The model, presented Dec. 1 to the Tennessee Board of Regents, will help state legislators know the impact on tuition before they cast their budget vote. Under the equation, tuition at East Tennessee State University would have to rise $1,400 to $4,000 over the next five years from its current level of $9,262 – an annual jump of 5.7 percent to 13.4 percent, said Dr. Bob Adams, vice chancellor and APSU alumnus. Tuition will rise in Tennessee, predictions show
The Tennessee Higher Education Commission has developed a formula that will predict college tuition increases.

The model, presented Dec. 1 to the Tennessee Board of Regents, will help state legislators know the impact on tuition before they cast their budget vote. Under the equation, tuition at East Tennessee State University would have to rise $1,400 to $4,000 over the next five years from its current level of $9,262 — an annual jump of 5.7 percent to 13.4 percent, said Dr. Bob Adams, vice chancellor and APSU alumnus.

The calculation considered annual increases of 3.4 percent in economic inflation, 1 percent in enrollment, 2.5 percent in state appropriations and 3 percent in spending growth per student at similar schools. But Adams said a drop in state funding or a rise in peer schools' spending could easily lead to the higher 134 percent hike.

TBR this fall approved a 9.7 percent tuition increase for member four-year schools, including APSU. College bills climbed about $400 from Fall 2004 to Fall 2005. Since 2000, tuition increases have been as high as 15 percent.

TBR officials and APSU President Dr. Sherry Hoppe said they are concerned the continuing rise of tuition not only prevents students from enrolling and graduating from a postsecondary institution, but also places students at financial risk. (The Leaf-Chronicle, Dec. 2, 2005)

Gender equity better but still UT faculty issue
Full-time female professors at the University of Tennessee make three-quarters as much as their male counterparts, an annual faculty salary study shows.
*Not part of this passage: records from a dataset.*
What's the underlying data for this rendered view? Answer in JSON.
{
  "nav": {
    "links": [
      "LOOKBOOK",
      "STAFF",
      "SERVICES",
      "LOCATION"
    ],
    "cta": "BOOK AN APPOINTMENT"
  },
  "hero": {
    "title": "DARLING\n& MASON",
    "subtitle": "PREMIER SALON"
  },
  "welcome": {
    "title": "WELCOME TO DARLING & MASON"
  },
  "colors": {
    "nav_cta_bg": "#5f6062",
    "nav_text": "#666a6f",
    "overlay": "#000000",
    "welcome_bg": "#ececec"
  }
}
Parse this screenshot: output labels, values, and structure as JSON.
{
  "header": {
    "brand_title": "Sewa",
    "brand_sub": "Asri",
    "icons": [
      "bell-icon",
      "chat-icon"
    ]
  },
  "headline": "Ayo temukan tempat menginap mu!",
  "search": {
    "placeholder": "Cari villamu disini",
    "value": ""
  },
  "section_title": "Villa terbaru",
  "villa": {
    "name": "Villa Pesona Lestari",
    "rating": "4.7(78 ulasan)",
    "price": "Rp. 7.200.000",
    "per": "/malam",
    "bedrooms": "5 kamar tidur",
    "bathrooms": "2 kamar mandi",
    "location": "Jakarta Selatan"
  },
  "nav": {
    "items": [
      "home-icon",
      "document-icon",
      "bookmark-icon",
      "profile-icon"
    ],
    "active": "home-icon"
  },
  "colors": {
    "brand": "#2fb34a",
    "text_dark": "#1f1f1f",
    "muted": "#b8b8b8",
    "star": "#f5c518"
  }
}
More than 80 percent of professors and more than 75 percent of tenured faculty members are men at UT. In the most recent study, full-time male faculty members had an average salary of $74,529. Women there averaged $55,811 — a difference of $18,718.
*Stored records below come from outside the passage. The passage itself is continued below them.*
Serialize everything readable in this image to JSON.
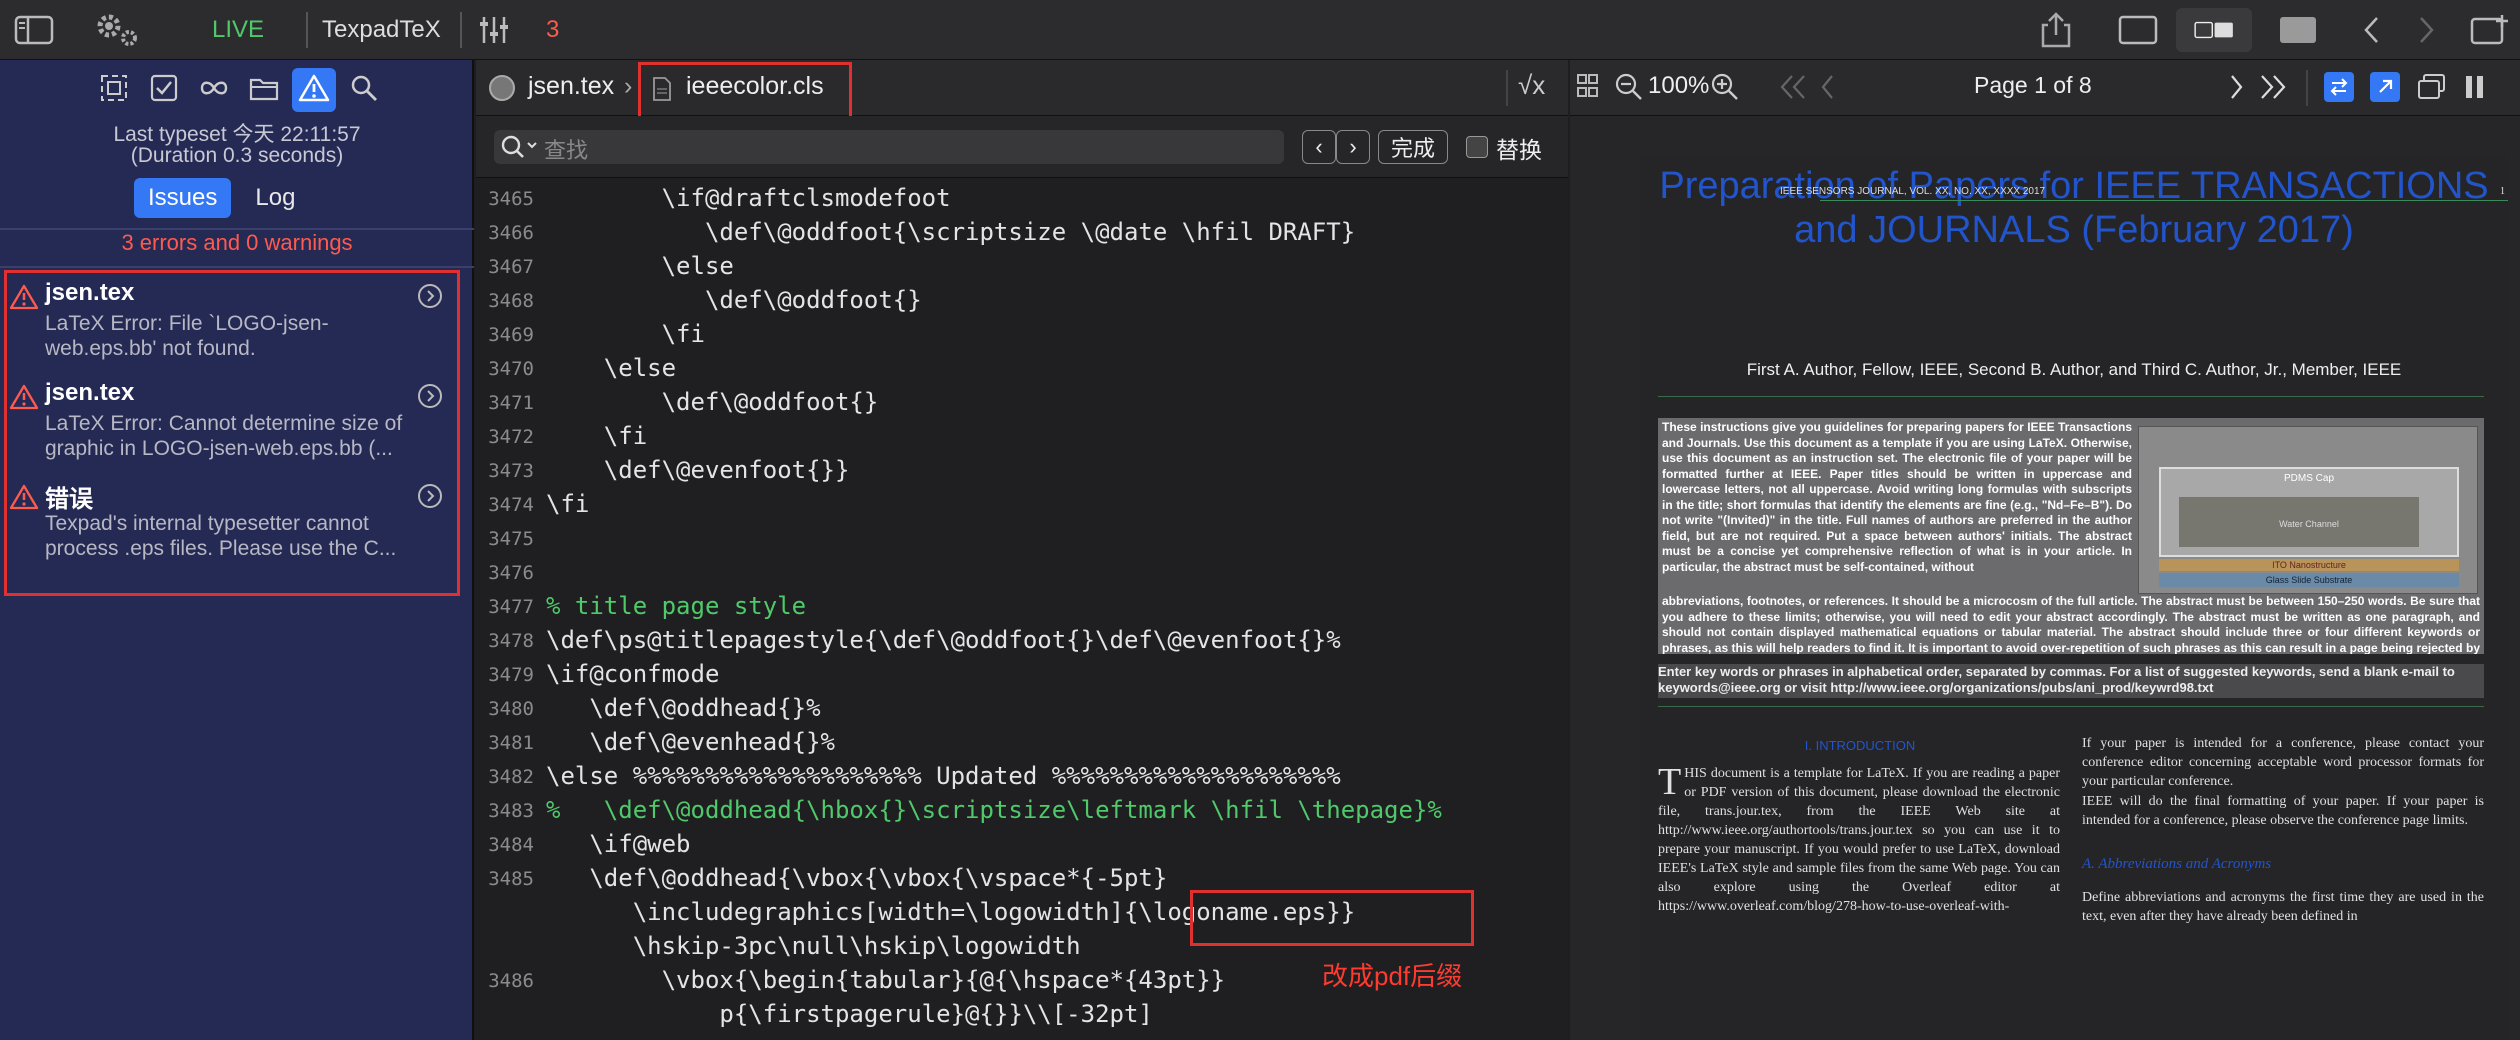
{
  "toolbar": {
    "live_label": "LIVE",
    "engine_label": "TexpadTeX",
    "error_count": "3"
  },
  "sidebar": {
    "last_typeset": "Last typeset 今天 22:11:57",
    "duration": "(Duration 0.3 seconds)",
    "tabs": [
      {
        "label": "Issues"
      },
      {
        "label": "Log"
      }
    ],
    "summary": "3 errors and 0 warnings",
    "issues": [
      {
        "title": "jsen.tex",
        "msg1": "LaTeX Error: File `LOGO-jsen-",
        "msg2": "web.eps.bb' not found."
      },
      {
        "title": "jsen.tex",
        "msg1": "LaTeX Error: Cannot determine size of",
        "msg2": "graphic in LOGO-jsen-web.eps.bb (..."
      },
      {
        "title": "错误",
        "msg1": "Texpad's internal typesetter cannot",
        "msg2": "process .eps files.  Please use the C..."
      }
    ]
  },
  "editor": {
    "crumb_file": "jsen.tex",
    "crumb_sep": "›",
    "active_file": "ieeecolor.cls",
    "search_placeholder": "查找",
    "done_label": "完成",
    "replace_label": "替换",
    "annotation": "改成pdf后缀",
    "lines": [
      {
        "n": "3465",
        "t": "        \\if@draftclsmodefoot"
      },
      {
        "n": "3466",
        "t": "           \\def\\@oddfoot{\\scriptsize \\@date \\hfil DRAFT}"
      },
      {
        "n": "3467",
        "t": "        \\else"
      },
      {
        "n": "3468",
        "t": "           \\def\\@oddfoot{}"
      },
      {
        "n": "3469",
        "t": "        \\fi"
      },
      {
        "n": "3470",
        "t": "    \\else"
      },
      {
        "n": "3471",
        "t": "        \\def\\@oddfoot{}"
      },
      {
        "n": "3472",
        "t": "    \\fi"
      },
      {
        "n": "3473",
        "t": "    \\def\\@evenfoot{}}"
      },
      {
        "n": "3474",
        "t": "\\fi"
      },
      {
        "n": "3475",
        "t": ""
      },
      {
        "n": "3476",
        "t": ""
      },
      {
        "n": "3477",
        "t": "% title page style"
      },
      {
        "n": "3478",
        "t": "\\def\\ps@titlepagestyle{\\def\\@oddfoot{}\\def\\@evenfoot{}%"
      },
      {
        "n": "3479",
        "t": "\\if@confmode"
      },
      {
        "n": "3480",
        "t": "   \\def\\@oddhead{}%"
      },
      {
        "n": "3481",
        "t": "   \\def\\@evenhead{}%"
      },
      {
        "n": "3482",
        "t": "\\else %%%%%%%%%%%%%%%%%%%% Updated %%%%%%%%%%%%%%%%%%%%"
      },
      {
        "n": "3483",
        "t": "%   \\def\\@oddhead{\\hbox{}\\scriptsize\\leftmark \\hfil \\thepage}%"
      },
      {
        "n": "3484",
        "t": "   \\if@web"
      },
      {
        "n": "3485",
        "t": "   \\def\\@oddhead{\\vbox{\\vbox{\\vspace*{-5pt}"
      },
      {
        "n": "",
        "t": "      \\includegraphics[width=\\logowidth]{\\logoname.eps}}"
      },
      {
        "n": "",
        "t": "      \\hskip-3pc\\null\\hskip\\logowidth"
      },
      {
        "n": "3486",
        "t": "        \\vbox{\\begin{tabular}{@{\\hspace*{43pt}}"
      },
      {
        "n": "",
        "t": "            p{\\firstpagerule}@{}}\\\\[-32pt]"
      }
    ]
  },
  "preview": {
    "zoom": "100%",
    "page_label": "Page 1 of 8",
    "header_line": "IEEE SENSORS JOURNAL, VOL. XX, NO. XX, XXXX 2017",
    "header_page": "1",
    "title": "Preparation of Papers for IEEE TRANSACTIONS and JOURNALS (February 2017)",
    "authors": "First A. Author, Fellow, IEEE, Second B. Author, and Third C. Author, Jr., Member, IEEE",
    "abstract_intro": "These instructions give you guidelines for preparing papers for IEEE Transactions and Journals. Use this document as a template if you are using LaTeX. Otherwise, use this document as an instruction set. The electronic file of your paper will be formatted further at IEEE. Paper titles should be written in uppercase and lowercase letters, not all uppercase. Avoid writing long formulas with subscripts in the title; short formulas that identify the elements are fine (e.g., \"Nd–Fe–B\"). Do not write \"(Invited)\" in the title. Full names of authors are preferred in the author field, but are not required. Put a space between authors' initials. The abstract must be a concise yet comprehensive reflection of what is in your article. In particular, the abstract must be self-contained, without",
    "abstract_rest": "abbreviations, footnotes, or references. It should be a microcosm of the full article. The abstract must be between 150–250 words. Be sure that you adhere to these limits; otherwise, you will need to edit your abstract accordingly. The abstract must be written as one paragraph, and should not contain displayed mathematical equations or tabular material. The abstract should include three or four different keywords or phrases, as this will help readers to find it. It is important to avoid over-repetition of such phrases as this can result in a page being rejected by search engines. Ensure that your abstract reads well and is grammatically correct.",
    "index_terms": "Enter key words or phrases in alphabetical order, separated by commas. For a list of suggested keywords, send a blank e-mail to keywords@ieee.org or visit http://www.ieee.org/organizations/pubs/ani_prod/keywrd98.txt",
    "fig_labels": [
      "PDMS Cap",
      "Water Channel",
      "ITO Nanostructure",
      "Glass Slide Substrate"
    ],
    "intro_heading": "I. INTRODUCTION",
    "intro_text": "HIS document is a template for LaTeX. If you are reading a paper or PDF version of this document, please download the electronic file, trans.jour.tex, from the IEEE Web site at http://www.ieee.org/authortools/trans.jour.tex so you can use it to prepare your manuscript. If you would prefer to use LaTeX, download IEEE's LaTeX style and sample files from the same Web page. You can also explore using the Overleaf editor at https://www.overleaf.com/blog/278-how-to-use-overleaf-with-",
    "right_col1": "If your paper is intended for a conference, please contact your conference editor concerning acceptable word processor formats for your particular conference.",
    "right_col2": "IEEE will do the final formatting of your paper. If your paper is intended for a conference, please observe the conference page limits.",
    "sub_heading": "A. Abbreviations and Acronyms",
    "right_col3": "Define abbreviations and acronyms the first time they are used in the text, even after they have already been defined in"
  },
  "colors": {
    "accent": "#3478f6",
    "error": "#ff5a4e",
    "live": "#4fc96a",
    "sidebar": "#252a54"
  }
}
Knoxville Chancellor Loren Crabtree said one of his top priorities is to have gender equity in terms of salaries. (Chattanooga Times Free Press, Nov. 30, 2005)
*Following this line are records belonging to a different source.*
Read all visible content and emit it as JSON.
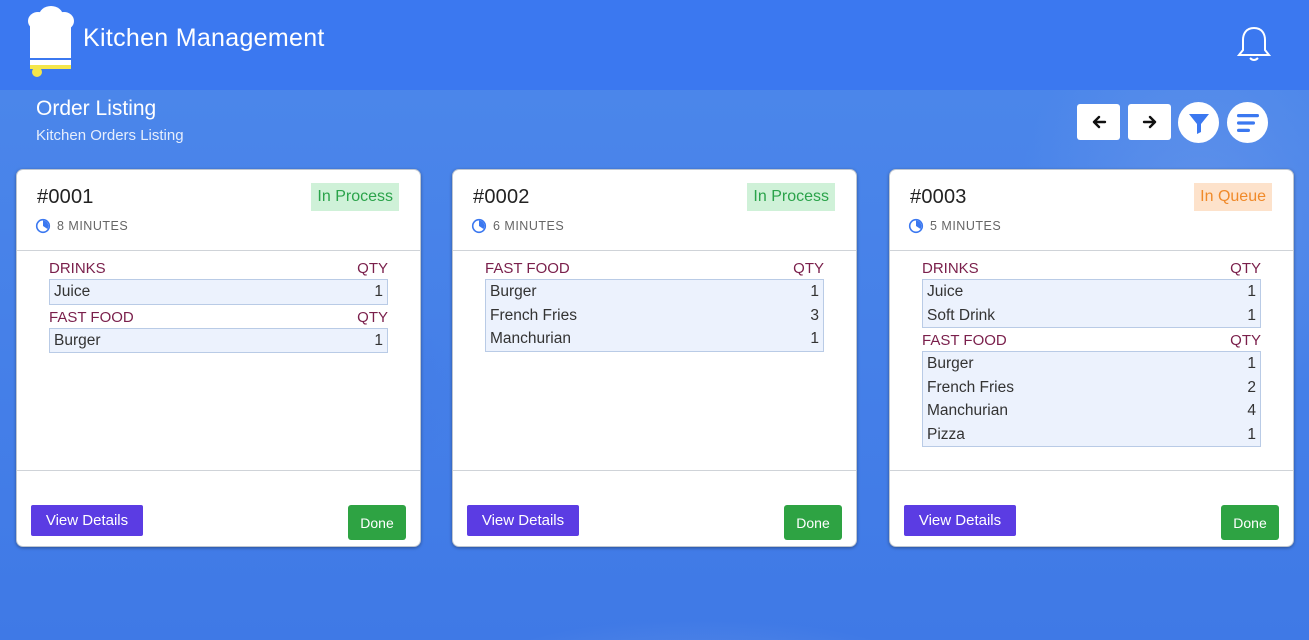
{
  "header": {
    "title": "Kitchen Management",
    "logo_icon": "chef-hat-icon",
    "bell_icon": "bell-icon"
  },
  "page": {
    "title": "Order Listing",
    "subtitle": "Kitchen Orders Listing"
  },
  "toolbar": {
    "prev_icon": "arrow-left-icon",
    "next_icon": "arrow-right-icon",
    "filter_icon": "filter-icon",
    "sort_icon": "sort-lines-icon"
  },
  "colors": {
    "accent": "#3b78f0",
    "view_button": "#5b3ce3",
    "done_button": "#2ea343",
    "in_process": "#2aa34a",
    "in_queue": "#f08a2a",
    "category": "#7a1f4b"
  },
  "orders": [
    {
      "number": "#0001",
      "status": "In Process",
      "status_type": "process",
      "time": "8 MINUTES",
      "sections": [
        {
          "category": "DRINKS",
          "qty_label": "QTY",
          "items": [
            {
              "name": "Juice",
              "qty": "1"
            }
          ]
        },
        {
          "category": "FAST FOOD",
          "qty_label": "QTY",
          "items": [
            {
              "name": "Burger",
              "qty": "1"
            }
          ]
        }
      ],
      "view_label": "View Details",
      "done_label": "Done"
    },
    {
      "number": "#0002",
      "status": "In Process",
      "status_type": "process",
      "time": "6 MINUTES",
      "sections": [
        {
          "category": "FAST FOOD",
          "qty_label": "QTY",
          "items": [
            {
              "name": "Burger",
              "qty": "1"
            },
            {
              "name": "French Fries",
              "qty": "3"
            },
            {
              "name": "Manchurian",
              "qty": "1"
            }
          ]
        }
      ],
      "view_label": "View Details",
      "done_label": "Done"
    },
    {
      "number": "#0003",
      "status": "In Queue",
      "status_type": "queue",
      "time": "5 MINUTES",
      "sections": [
        {
          "category": "DRINKS",
          "qty_label": "QTY",
          "items": [
            {
              "name": "Juice",
              "qty": "1"
            },
            {
              "name": "Soft Drink",
              "qty": "1"
            }
          ]
        },
        {
          "category": "FAST FOOD",
          "qty_label": "QTY",
          "items": [
            {
              "name": "Burger",
              "qty": "1"
            },
            {
              "name": "French Fries",
              "qty": "2"
            },
            {
              "name": "Manchurian",
              "qty": "4"
            },
            {
              "name": "Pizza",
              "qty": "1"
            }
          ]
        }
      ],
      "view_label": "View Details",
      "done_label": "Done"
    }
  ]
}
Free college courses offered online by JSCC
Jackson State Community College near Humboldt has joined other colleges in Tennessee in offering free college courses for high school students.

Funding is through the federal program, Tech Prep Articulation, used by the state Department of Education and sifted through the Tennessee Board of Regents.

The program uses online testing. Courses include marketing, agriculture, business, information technology, health science, and manufacturing and industrial technology.

To be eligible, students must attend a public high school, have at least a 2.0 grade-point average and be recommended by a teacher. (The Chronicle, Nov. 23, 2005)

Motlow State Community College president to resign
Dr. Arthur L. Walker Jr. has announced his resignation as president of Motlow State Community College, effective June 30, 2006.

The resignation will culminate a 44-year career for Walker, who was named Motlow's fourth president in October 2002.

In his announcement to the campus community, Walker said he wanted to spend more time with his family and “other personal interests.”

Under Walker's administration at Motlow, the college expanded course scheduling and online courses, entered into a partnership with Tennessee Tech University to provide the 2+2 Elementary Education Program and increased enrollment in the dual enrollment program. (Inklings faculty-staff newsletter for Motlow State Community College, December 2005-January 2006)